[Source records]
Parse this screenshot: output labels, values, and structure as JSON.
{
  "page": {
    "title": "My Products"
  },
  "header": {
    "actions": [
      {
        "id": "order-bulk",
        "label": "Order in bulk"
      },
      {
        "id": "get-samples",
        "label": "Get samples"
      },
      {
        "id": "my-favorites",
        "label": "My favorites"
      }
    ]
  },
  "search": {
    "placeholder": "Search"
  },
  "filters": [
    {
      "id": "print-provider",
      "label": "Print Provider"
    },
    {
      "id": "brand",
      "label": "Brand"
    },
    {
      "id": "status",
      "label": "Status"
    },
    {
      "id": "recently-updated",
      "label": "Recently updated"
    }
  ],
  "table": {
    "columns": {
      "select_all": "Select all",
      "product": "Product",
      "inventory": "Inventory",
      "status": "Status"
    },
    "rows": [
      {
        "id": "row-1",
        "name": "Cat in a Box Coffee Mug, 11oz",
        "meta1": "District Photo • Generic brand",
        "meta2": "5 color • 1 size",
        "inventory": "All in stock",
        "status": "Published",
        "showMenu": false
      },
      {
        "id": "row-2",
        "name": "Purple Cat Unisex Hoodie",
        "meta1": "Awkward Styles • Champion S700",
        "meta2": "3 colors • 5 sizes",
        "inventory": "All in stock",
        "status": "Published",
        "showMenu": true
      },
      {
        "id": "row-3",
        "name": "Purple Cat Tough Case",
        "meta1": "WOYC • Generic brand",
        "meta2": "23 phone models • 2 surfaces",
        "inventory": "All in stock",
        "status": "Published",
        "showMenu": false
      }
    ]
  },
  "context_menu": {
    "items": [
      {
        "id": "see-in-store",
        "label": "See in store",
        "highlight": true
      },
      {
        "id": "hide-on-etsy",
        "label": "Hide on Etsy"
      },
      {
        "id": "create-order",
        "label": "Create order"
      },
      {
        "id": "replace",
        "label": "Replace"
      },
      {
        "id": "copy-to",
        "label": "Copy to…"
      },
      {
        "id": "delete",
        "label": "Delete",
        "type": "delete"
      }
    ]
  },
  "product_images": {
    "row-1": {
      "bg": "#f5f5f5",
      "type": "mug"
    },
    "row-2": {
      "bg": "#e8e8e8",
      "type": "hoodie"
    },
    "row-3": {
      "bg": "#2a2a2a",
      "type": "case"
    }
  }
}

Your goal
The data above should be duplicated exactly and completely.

Output below
Parse this screenshot: output labels, values, and structure as JSON.
{
  "page": {
    "title": "My Products"
  },
  "header": {
    "actions": [
      {
        "id": "order-bulk",
        "label": "Order in bulk"
      },
      {
        "id": "get-samples",
        "label": "Get samples"
      },
      {
        "id": "my-favorites",
        "label": "My favorites"
      }
    ]
  },
  "search": {
    "placeholder": "Search"
  },
  "filters": [
    {
      "id": "print-provider",
      "label": "Print Provider"
    },
    {
      "id": "brand",
      "label": "Brand"
    },
    {
      "id": "status",
      "label": "Status"
    },
    {
      "id": "recently-updated",
      "label": "Recently updated"
    }
  ],
  "table": {
    "columns": {
      "select_all": "Select all",
      "product": "Product",
      "inventory": "Inventory",
      "status": "Status"
    },
    "rows": [
      {
        "id": "row-1",
        "name": "Cat in a Box Coffee Mug, 11oz",
        "meta1": "District Photo • Generic brand",
        "meta2": "5 color • 1 size",
        "inventory": "All in stock",
        "status": "Published",
        "showMenu": false
      },
      {
        "id": "row-2",
        "name": "Purple Cat Unisex Hoodie",
        "meta1": "Awkward Styles • Champion S700",
        "meta2": "3 colors • 5 sizes",
        "inventory": "All in stock",
        "status": "Published",
        "showMenu": true
      },
      {
        "id": "row-3",
        "name": "Purple Cat Tough Case",
        "meta1": "WOYC • Generic brand",
        "meta2": "23 phone models • 2 surfaces",
        "inventory": "All in stock",
        "status": "Published",
        "showMenu": false
      }
    ]
  },
  "context_menu": {
    "items": [
      {
        "id": "see-in-store",
        "label": "See in store",
        "highlight": true
      },
      {
        "id": "hide-on-etsy",
        "label": "Hide on Etsy"
      },
      {
        "id": "create-order",
        "label": "Create order"
      },
      {
        "id": "replace",
        "label": "Replace"
      },
      {
        "id": "copy-to",
        "label": "Copy to…"
      },
      {
        "id": "delete",
        "label": "Delete",
        "type": "delete"
      }
    ]
  },
  "product_images": {
    "row-1": {
      "bg": "#f5f5f5",
      "type": "mug"
    },
    "row-2": {
      "bg": "#e8e8e8",
      "type": "hoodie"
    },
    "row-3": {
      "bg": "#2a2a2a",
      "type": "case"
    }
  }
}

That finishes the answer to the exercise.